- Data about app and page elements
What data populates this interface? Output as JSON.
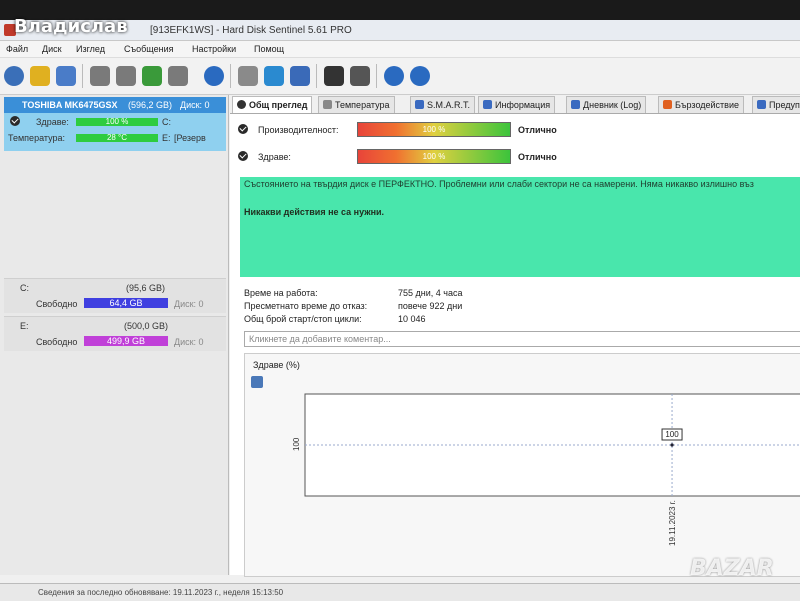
{
  "window": {
    "owner_overlay": "Владислав",
    "title": "[913EFK1WS] - Hard Disk Sentinel 5.61 PRO"
  },
  "menu": [
    "Файл",
    "Диск",
    "Изглед",
    "Съобщения",
    "Настройки",
    "Помощ"
  ],
  "toolbar": {
    "icons": [
      "refresh-icon",
      "warning-icon",
      "monitor-icon",
      "tool-icon",
      "tool-icon",
      "tool-icon",
      "tool-icon",
      "globe-icon",
      "report-icon",
      "cycle-icon",
      "network-icon",
      "alert-icon",
      "wrench-icon",
      "help-icon",
      "info-icon"
    ]
  },
  "disk": {
    "name": "TOSHIBA MK6475GSX",
    "size": "(596,2 GB)",
    "disk_index": "Диск: 0",
    "health_label": "Здраве:",
    "health_value": "100 %",
    "health_drive": "C:",
    "temp_label": "Температура:",
    "temp_value": "28 °C",
    "temp_drive": "E:",
    "temp_extra": "[Резерв"
  },
  "volumes": [
    {
      "letter": "C:",
      "size": "(95,6 GB)",
      "free_label": "Свободно",
      "free_value": "64,4 GB",
      "disk": "Диск: 0",
      "color": "#3f3fe0"
    },
    {
      "letter": "E:",
      "size": "(500,0 GB)",
      "free_label": "Свободно",
      "free_value": "499,9 GB",
      "disk": "Диск: 0",
      "color": "#c040d8"
    }
  ],
  "tabs": [
    {
      "label": "Общ преглед",
      "active": true
    },
    {
      "label": "Температура",
      "active": false
    },
    {
      "label": "S.M.A.R.T.",
      "active": false
    },
    {
      "label": "Информация",
      "active": false
    },
    {
      "label": "Дневник (Log)",
      "active": false
    },
    {
      "label": "Бързодействие",
      "active": false
    },
    {
      "label": "Предупр",
      "active": false
    }
  ],
  "overview": {
    "performance_label": "Производителност:",
    "performance_value": "100 %",
    "performance_status": "Отлично",
    "health_label": "Здраве:",
    "health_value": "100 %",
    "health_status": "Отлично",
    "status_msg": "Състоянието на твърдия диск е ПЕРФЕКТНО. Проблемни или слаби сектори не са намерени. Няма никакво излишно въз",
    "action_msg": "Никакви действия не са нужни.",
    "power_on_label": "Време на работа:",
    "power_on_value": "755 дни, 4 часа",
    "lifetime_label": "Пресметнато време до отказ:",
    "lifetime_value": "повече 922 дни",
    "cycles_label": "Общ брой старт/стоп цикли:",
    "cycles_value": "10 046",
    "comment_placeholder": "Кликнете да добавите коментар..."
  },
  "chart_data": {
    "type": "line",
    "title": "Здраве (%)",
    "x": [
      "19.11.2023 г."
    ],
    "series": [
      {
        "values": [
          100
        ]
      }
    ],
    "ytick": "100",
    "point_label": "100"
  },
  "statusbar": {
    "text": "Сведения за последно обновяване: 19.11.2023 г., неделя 15:13:50"
  },
  "watermark": "BAZAR"
}
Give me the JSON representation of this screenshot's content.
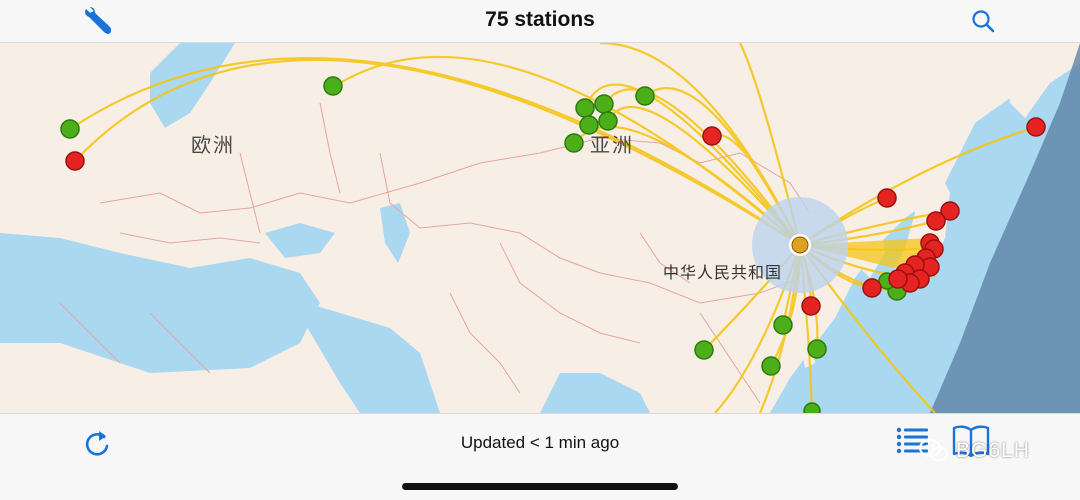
{
  "header": {
    "title": "75 stations",
    "left_icon": "wrench-icon",
    "right_icon": "search-icon"
  },
  "map": {
    "labels": {
      "europe": "欧洲",
      "asia": "亚洲",
      "china": "中华人民共和国"
    },
    "colors": {
      "sea": "#a9d8f0",
      "land": "#f7efe5",
      "border": "#e6a3a3",
      "path": "#f5c518",
      "station_ok": "#4caf1a",
      "station_fail": "#e52421",
      "home": "#e0a020"
    }
  },
  "footer": {
    "status": "Updated < 1 min ago",
    "left_icon": "refresh-icon",
    "right_icons": [
      "list-icon",
      "book-icon"
    ],
    "watermark": "BG6LH"
  }
}
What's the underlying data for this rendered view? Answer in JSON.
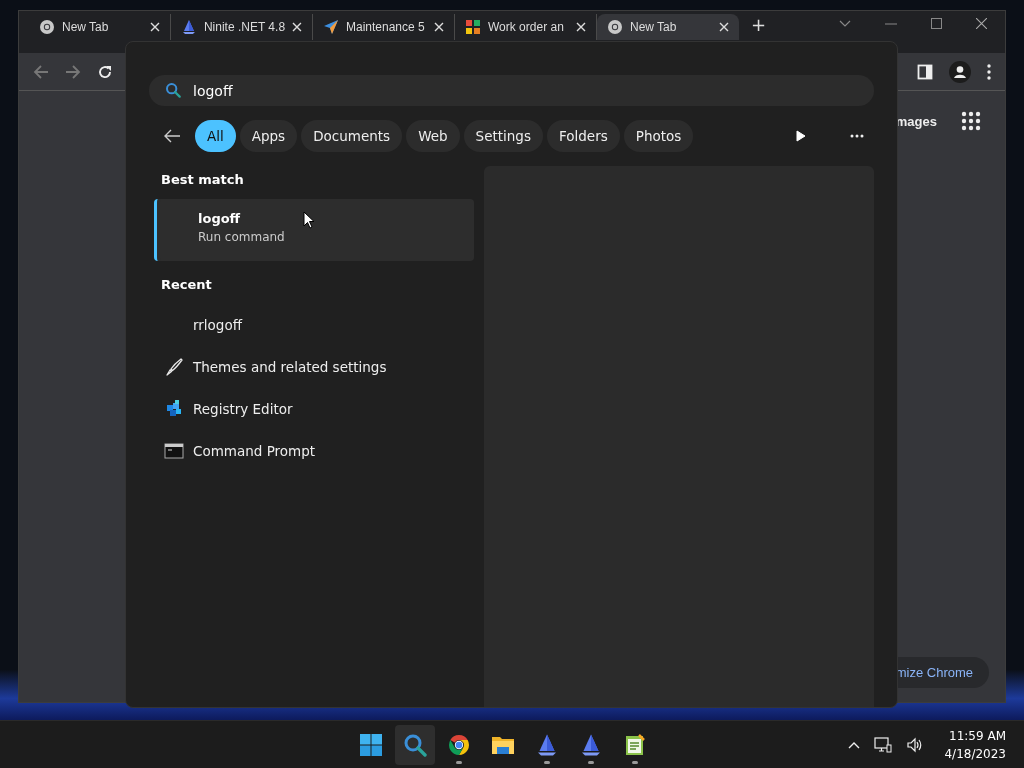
{
  "browser": {
    "tabs": [
      {
        "title": "New Tab",
        "kind": "chrome",
        "selected": false
      },
      {
        "title": "Ninite .NET 4.8",
        "kind": "sail",
        "selected": false
      },
      {
        "title": "Maintenance 5",
        "kind": "plane",
        "selected": false
      },
      {
        "title": "Work order an",
        "kind": "puzzle",
        "selected": false
      },
      {
        "title": "New Tab",
        "kind": "chrome",
        "selected": true
      }
    ],
    "new_tab": "+",
    "page": {
      "images_link": "mages",
      "customize_button": "mize Chrome"
    }
  },
  "search_flyout": {
    "query": "logoff",
    "filters": [
      {
        "label": "All",
        "selected": true
      },
      {
        "label": "Apps",
        "selected": false
      },
      {
        "label": "Documents",
        "selected": false
      },
      {
        "label": "Web",
        "selected": false
      },
      {
        "label": "Settings",
        "selected": false
      },
      {
        "label": "Folders",
        "selected": false
      },
      {
        "label": "Photos",
        "selected": false
      }
    ],
    "best_match_heading": "Best match",
    "best_match": {
      "title": "logoff",
      "subtitle": "Run command",
      "selected": true
    },
    "recent_heading": "Recent",
    "recent": [
      {
        "label": "rrlogoff",
        "kind": "none"
      },
      {
        "label": "Themes and related settings",
        "kind": "brush"
      },
      {
        "label": "Registry Editor",
        "kind": "registry"
      },
      {
        "label": "Command Prompt",
        "kind": "console"
      }
    ]
  },
  "taskbar": {
    "apps": [
      {
        "kind": "start",
        "active": false,
        "running": false
      },
      {
        "kind": "search",
        "active": true,
        "running": false
      },
      {
        "kind": "chrome",
        "active": false,
        "running": true
      },
      {
        "kind": "folder",
        "active": false,
        "running": false
      },
      {
        "kind": "sail",
        "active": false,
        "running": true
      },
      {
        "kind": "sail",
        "active": false,
        "running": true
      },
      {
        "kind": "notepad",
        "active": false,
        "running": true
      }
    ],
    "time": "11:59 AM",
    "date": "4/18/2023"
  }
}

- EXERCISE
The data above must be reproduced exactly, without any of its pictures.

- SOLUTION TO THE EXERCISE
What data populates this interface? Output as JSON.
{
  "window": {
    "owner_overlay": "Владислав",
    "title": "[913EFK1WS] - Hard Disk Sentinel 5.61 PRO"
  },
  "menu": [
    "Файл",
    "Диск",
    "Изглед",
    "Съобщения",
    "Настройки",
    "Помощ"
  ],
  "toolbar": {
    "icons": [
      "refresh-icon",
      "warning-icon",
      "monitor-icon",
      "tool-icon",
      "tool-icon",
      "tool-icon",
      "tool-icon",
      "globe-icon",
      "report-icon",
      "cycle-icon",
      "network-icon",
      "alert-icon",
      "wrench-icon",
      "help-icon",
      "info-icon"
    ]
  },
  "disk": {
    "name": "TOSHIBA MK6475GSX",
    "size": "(596,2 GB)",
    "disk_index": "Диск: 0",
    "health_label": "Здраве:",
    "health_value": "100 %",
    "health_drive": "C:",
    "temp_label": "Температура:",
    "temp_value": "28 °C",
    "temp_drive": "E:",
    "temp_extra": "[Резерв"
  },
  "volumes": [
    {
      "letter": "C:",
      "size": "(95,6 GB)",
      "free_label": "Свободно",
      "free_value": "64,4 GB",
      "disk": "Диск: 0",
      "color": "#3f3fe0"
    },
    {
      "letter": "E:",
      "size": "(500,0 GB)",
      "free_label": "Свободно",
      "free_value": "499,9 GB",
      "disk": "Диск: 0",
      "color": "#c040d8"
    }
  ],
  "tabs": [
    {
      "label": "Общ преглед",
      "active": true
    },
    {
      "label": "Температура",
      "active": false
    },
    {
      "label": "S.M.A.R.T.",
      "active": false
    },
    {
      "label": "Информация",
      "active": false
    },
    {
      "label": "Дневник (Log)",
      "active": false
    },
    {
      "label": "Бързодействие",
      "active": false
    },
    {
      "label": "Предупр",
      "active": false
    }
  ],
  "overview": {
    "performance_label": "Производителност:",
    "performance_value": "100 %",
    "performance_status": "Отлично",
    "health_label": "Здраве:",
    "health_value": "100 %",
    "health_status": "Отлично",
    "status_msg": "Състоянието на твърдия диск е ПЕРФЕКТНО. Проблемни или слаби сектори не са намерени. Няма никакво излишно въз",
    "action_msg": "Никакви действия не са нужни.",
    "power_on_label": "Време на работа:",
    "power_on_value": "755 дни, 4 часа",
    "lifetime_label": "Пресметнато време до отказ:",
    "lifetime_value": "повече 922 дни",
    "cycles_label": "Общ брой старт/стоп цикли:",
    "cycles_value": "10 046",
    "comment_placeholder": "Кликнете да добавите коментар..."
  },
  "chart_data": {
    "type": "line",
    "title": "Здраве (%)",
    "x": [
      "19.11.2023 г."
    ],
    "series": [
      {
        "values": [
          100
        ]
      }
    ],
    "ytick": "100",
    "point_label": "100"
  },
  "statusbar": {
    "text": "Сведения за последно обновяване: 19.11.2023 г., неделя 15:13:50"
  },
  "watermark": "BAZAR"
}
Give me the JSON representation of this screenshot's content.
{
  "header": {
    "title": "75 stations",
    "left_icon": "wrench-icon",
    "right_icon": "search-icon"
  },
  "map": {
    "labels": {
      "europe": "欧洲",
      "asia": "亚洲",
      "china": "中华人民共和国"
    },
    "colors": {
      "sea": "#a9d8f0",
      "land": "#f7efe5",
      "border": "#e6a3a3",
      "path": "#f5c518",
      "station_ok": "#4caf1a",
      "station_fail": "#e52421",
      "home": "#e0a020"
    }
  },
  "footer": {
    "status": "Updated < 1 min ago",
    "left_icon": "refresh-icon",
    "right_icons": [
      "list-icon",
      "book-icon"
    ],
    "watermark": "BG6LH"
  }
}
What's the underlying data for this rendered view? Answer in JSON.
{
  "browser": {
    "tabs": [
      {
        "title": "New Tab",
        "kind": "chrome",
        "selected": false
      },
      {
        "title": "Ninite .NET 4.8",
        "kind": "sail",
        "selected": false
      },
      {
        "title": "Maintenance 5",
        "kind": "plane",
        "selected": false
      },
      {
        "title": "Work order an",
        "kind": "puzzle",
        "selected": false
      },
      {
        "title": "New Tab",
        "kind": "chrome",
        "selected": true
      }
    ],
    "new_tab": "+",
    "page": {
      "images_link": "mages",
      "customize_button": "mize Chrome"
    }
  },
  "search_flyout": {
    "query": "logoff",
    "filters": [
      {
        "label": "All",
        "selected": true
      },
      {
        "label": "Apps",
        "selected": false
      },
      {
        "label": "Documents",
        "selected": false
      },
      {
        "label": "Web",
        "selected": false
      },
      {
        "label": "Settings",
        "selected": false
      },
      {
        "label": "Folders",
        "selected": false
      },
      {
        "label": "Photos",
        "selected": false
      }
    ],
    "best_match_heading": "Best match",
    "best_match": {
      "title": "logoff",
      "subtitle": "Run command",
      "selected": true
    },
    "recent_heading": "Recent",
    "recent": [
      {
        "label": "rrlogoff",
        "kind": "none"
      },
      {
        "label": "Themes and related settings",
        "kind": "brush"
      },
      {
        "label": "Registry Editor",
        "kind": "registry"
      },
      {
        "label": "Command Prompt",
        "kind": "console"
      }
    ]
  },
  "taskbar": {
    "apps": [
      {
        "kind": "start",
        "active": false,
        "running": false
      },
      {
        "kind": "search",
        "active": true,
        "running": false
      },
      {
        "kind": "chrome",
        "active": false,
        "running": true
      },
      {
        "kind": "folder",
        "active": false,
        "running": false
      },
      {
        "kind": "sail",
        "active": false,
        "running": true
      },
      {
        "kind": "sail",
        "active": false,
        "running": true
      },
      {
        "kind": "notepad",
        "active": false,
        "running": true
      }
    ],
    "time": "11:59 AM",
    "date": "4/18/2023"
  }
}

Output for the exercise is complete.